Sri Lanka's president, Maithripala Sirisena was forced to deny that he knew of the Easter Sunday bombings beforehand amid increasing scrutiny over why the country failed to prevent the attacks despite repeated warnings from other states.
In a statement, the president's media division, said that the Defence Secretary nor the Inspector General of Police had informed him of warnings issued by India ahead of the attack.
Over 250 people were killed when Islamist extremist suicide bombers supportive of Islamic State detonated devices at luxury hotels and churches on Easter Sunday.
St Anthony's Church, Colombo
There has been increasing criticism over the government's failure to take action to prevent the attacks after it emerged India had warned Sri Lankan authorities repeatedly in the preceding weeks that such an incident was planned.
Questions have also been raised over the organisations' links with government security forces and intelligence, with reports that the intelligence authorities funded NTJ.
Earlier this month a Sri Lankan parliamentarian said the former defence secretary Gotabaya Rajapaksa gave NTJ land for an office in Colombo.
Kurunegala District UNP MP Thushara Indunil however claimed that the NTJ received support from Rajapaksa, who announced that he would the running for president in elections set to be held later this year.
Indunil said the All Ceylon Jamiyathul Ulema had warned the Sri Lankan government “as early as 2014” about the emergence of the NTJ and Islamic extremists on the island. “If the former Defence Secretary was privy to this information, we ask of what he did then, knowing the threats it posed,” he said.
“He tried to divide the peaceful community of Muslims into two. He knew that it would help him in his political endeavours which is why he strengthened one group against the other. Basil Rajapaksa said that there are 200 such mosques and the defence secretary assisted in setting them up.”
One Sri Lankan soldier is currently on the run after authorities said they believed he had taught the attackers how to use explosives.

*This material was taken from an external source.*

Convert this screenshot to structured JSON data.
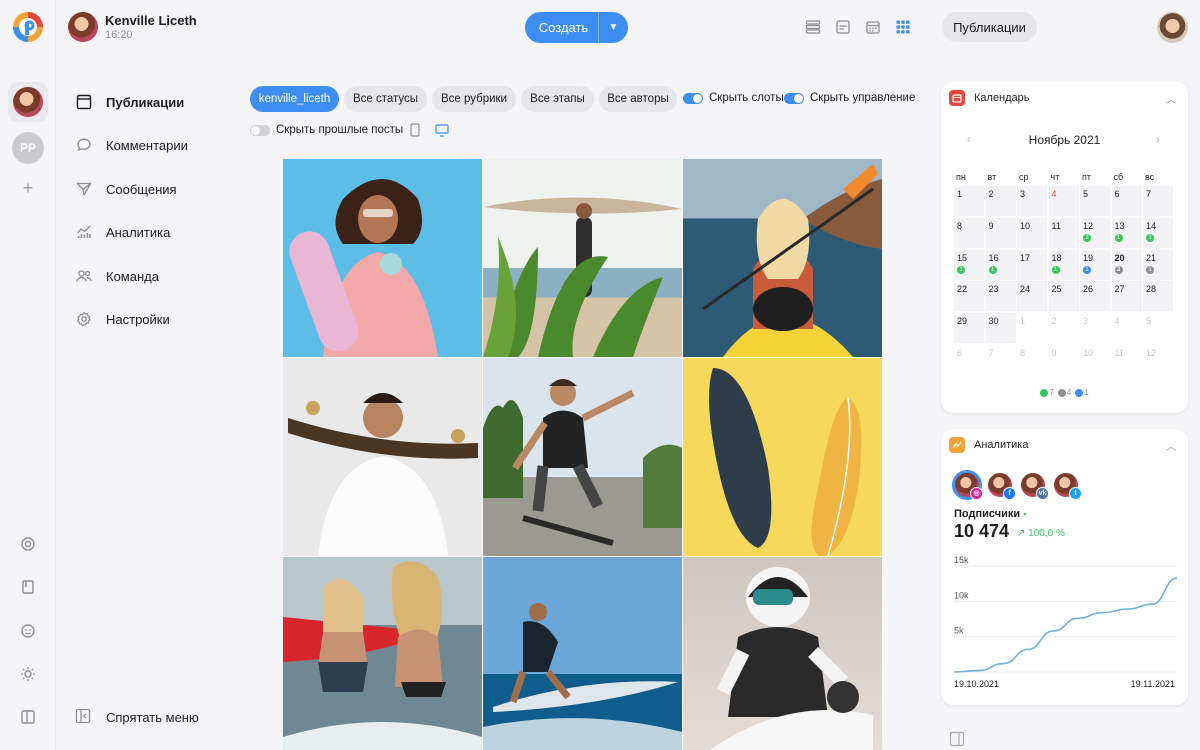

Cabinet spokesperson Rajitha Senaratne said that at least four army officers were involved in organising the assassination of police officers in Batticaloa last year, and claimed dozens of NTJ were on the payroll of Sri Lankan intelligence linked to Rajapaksa.